▸ **Problem requirements**: Write all of the lines below out again, exactly as they stand.

START Dataset records

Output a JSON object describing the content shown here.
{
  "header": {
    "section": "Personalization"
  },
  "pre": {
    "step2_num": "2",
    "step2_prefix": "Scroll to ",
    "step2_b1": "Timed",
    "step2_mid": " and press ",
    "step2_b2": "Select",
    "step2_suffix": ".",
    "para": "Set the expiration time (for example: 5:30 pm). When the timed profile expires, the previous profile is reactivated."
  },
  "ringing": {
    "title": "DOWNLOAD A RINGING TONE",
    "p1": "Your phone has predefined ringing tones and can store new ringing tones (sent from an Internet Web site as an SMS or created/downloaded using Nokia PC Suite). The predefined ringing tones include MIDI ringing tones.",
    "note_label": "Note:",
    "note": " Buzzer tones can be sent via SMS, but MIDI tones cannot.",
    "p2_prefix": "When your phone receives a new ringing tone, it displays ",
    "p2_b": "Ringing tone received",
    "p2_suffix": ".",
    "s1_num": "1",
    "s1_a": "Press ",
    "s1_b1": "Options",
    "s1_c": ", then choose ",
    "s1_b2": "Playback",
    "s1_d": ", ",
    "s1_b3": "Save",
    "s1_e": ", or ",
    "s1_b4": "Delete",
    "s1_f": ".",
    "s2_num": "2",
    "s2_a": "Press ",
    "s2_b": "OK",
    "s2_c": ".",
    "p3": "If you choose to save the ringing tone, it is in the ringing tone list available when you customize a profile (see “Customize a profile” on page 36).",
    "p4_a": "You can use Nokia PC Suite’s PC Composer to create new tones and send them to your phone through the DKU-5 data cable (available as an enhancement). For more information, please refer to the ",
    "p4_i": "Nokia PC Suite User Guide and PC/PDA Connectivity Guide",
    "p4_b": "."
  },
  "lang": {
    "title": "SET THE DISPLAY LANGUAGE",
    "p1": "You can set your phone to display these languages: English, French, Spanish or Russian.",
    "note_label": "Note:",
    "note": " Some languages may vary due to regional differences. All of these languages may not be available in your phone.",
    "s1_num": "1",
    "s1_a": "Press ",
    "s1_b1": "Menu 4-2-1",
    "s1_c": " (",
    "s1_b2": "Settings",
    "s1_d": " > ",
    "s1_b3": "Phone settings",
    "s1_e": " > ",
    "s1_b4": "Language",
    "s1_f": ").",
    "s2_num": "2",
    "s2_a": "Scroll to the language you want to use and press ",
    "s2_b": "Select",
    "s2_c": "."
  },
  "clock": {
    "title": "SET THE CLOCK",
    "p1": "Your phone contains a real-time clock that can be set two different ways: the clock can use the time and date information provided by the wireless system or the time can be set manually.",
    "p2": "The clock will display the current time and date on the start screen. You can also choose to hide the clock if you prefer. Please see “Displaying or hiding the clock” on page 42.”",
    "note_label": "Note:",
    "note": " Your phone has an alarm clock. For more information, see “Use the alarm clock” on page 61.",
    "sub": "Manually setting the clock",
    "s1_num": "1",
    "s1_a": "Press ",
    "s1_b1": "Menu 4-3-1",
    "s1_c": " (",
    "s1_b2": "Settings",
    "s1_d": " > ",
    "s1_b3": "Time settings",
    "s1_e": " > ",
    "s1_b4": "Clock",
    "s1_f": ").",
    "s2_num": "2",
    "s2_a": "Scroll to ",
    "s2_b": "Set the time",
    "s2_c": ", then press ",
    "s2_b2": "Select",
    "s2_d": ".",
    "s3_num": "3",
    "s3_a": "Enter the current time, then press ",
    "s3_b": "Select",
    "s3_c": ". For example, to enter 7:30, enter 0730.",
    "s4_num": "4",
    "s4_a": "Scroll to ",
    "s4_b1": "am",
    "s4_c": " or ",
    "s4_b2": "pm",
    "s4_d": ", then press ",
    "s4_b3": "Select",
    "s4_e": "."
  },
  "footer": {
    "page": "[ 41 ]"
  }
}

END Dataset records

▸ **Exercise solution**:
Output a JSON object describing the content shown here.
{
  "header": {
    "section": "Personalization"
  },
  "pre": {
    "step2_num": "2",
    "step2_prefix": "Scroll to ",
    "step2_b1": "Timed",
    "step2_mid": " and press ",
    "step2_b2": "Select",
    "step2_suffix": ".",
    "para": "Set the expiration time (for example: 5:30 pm). When the timed profile expires, the previous profile is reactivated."
  },
  "ringing": {
    "title": "DOWNLOAD A RINGING TONE",
    "p1": "Your phone has predefined ringing tones and can store new ringing tones (sent from an Internet Web site as an SMS or created/downloaded using Nokia PC Suite). The predefined ringing tones include MIDI ringing tones.",
    "note_label": "Note:",
    "note": " Buzzer tones can be sent via SMS, but MIDI tones cannot.",
    "p2_prefix": "When your phone receives a new ringing tone, it displays ",
    "p2_b": "Ringing tone received",
    "p2_suffix": ".",
    "s1_num": "1",
    "s1_a": "Press ",
    "s1_b1": "Options",
    "s1_c": ", then choose ",
    "s1_b2": "Playback",
    "s1_d": ", ",
    "s1_b3": "Save",
    "s1_e": ", or ",
    "s1_b4": "Delete",
    "s1_f": ".",
    "s2_num": "2",
    "s2_a": "Press ",
    "s2_b": "OK",
    "s2_c": ".",
    "p3": "If you choose to save the ringing tone, it is in the ringing tone list available when you customize a profile (see “Customize a profile” on page 36).",
    "p4_a": "You can use Nokia PC Suite’s PC Composer to create new tones and send them to your phone through the DKU-5 data cable (available as an enhancement). For more information, please refer to the ",
    "p4_i": "Nokia PC Suite User Guide and PC/PDA Connectivity Guide",
    "p4_b": "."
  },
  "lang": {
    "title": "SET THE DISPLAY LANGUAGE",
    "p1": "You can set your phone to display these languages: English, French, Spanish or Russian.",
    "note_label": "Note:",
    "note": " Some languages may vary due to regional differences. All of these languages may not be available in your phone.",
    "s1_num": "1",
    "s1_a": "Press ",
    "s1_b1": "Menu 4-2-1",
    "s1_c": " (",
    "s1_b2": "Settings",
    "s1_d": " > ",
    "s1_b3": "Phone settings",
    "s1_e": " > ",
    "s1_b4": "Language",
    "s1_f": ").",
    "s2_num": "2",
    "s2_a": "Scroll to the language you want to use and press ",
    "s2_b": "Select",
    "s2_c": "."
  },
  "clock": {
    "title": "SET THE CLOCK",
    "p1": "Your phone contains a real-time clock that can be set two different ways: the clock can use the time and date information provided by the wireless system or the time can be set manually.",
    "p2": "The clock will display the current time and date on the start screen. You can also choose to hide the clock if you prefer. Please see “Displaying or hiding the clock” on page 42.”",
    "note_label": "Note:",
    "note": " Your phone has an alarm clock. For more information, see “Use the alarm clock” on page 61.",
    "sub": "Manually setting the clock",
    "s1_num": "1",
    "s1_a": "Press ",
    "s1_b1": "Menu 4-3-1",
    "s1_c": " (",
    "s1_b2": "Settings",
    "s1_d": " > ",
    "s1_b3": "Time settings",
    "s1_e": " > ",
    "s1_b4": "Clock",
    "s1_f": ").",
    "s2_num": "2",
    "s2_a": "Scroll to ",
    "s2_b": "Set the time",
    "s2_c": ", then press ",
    "s2_b2": "Select",
    "s2_d": ".",
    "s3_num": "3",
    "s3_a": "Enter the current time, then press ",
    "s3_b": "Select",
    "s3_c": ". For example, to enter 7:30, enter 0730.",
    "s4_num": "4",
    "s4_a": "Scroll to ",
    "s4_b1": "am",
    "s4_c": " or ",
    "s4_b2": "pm",
    "s4_d": ", then press ",
    "s4_b3": "Select",
    "s4_e": "."
  },
  "footer": {
    "page": "[ 41 ]"
  }
}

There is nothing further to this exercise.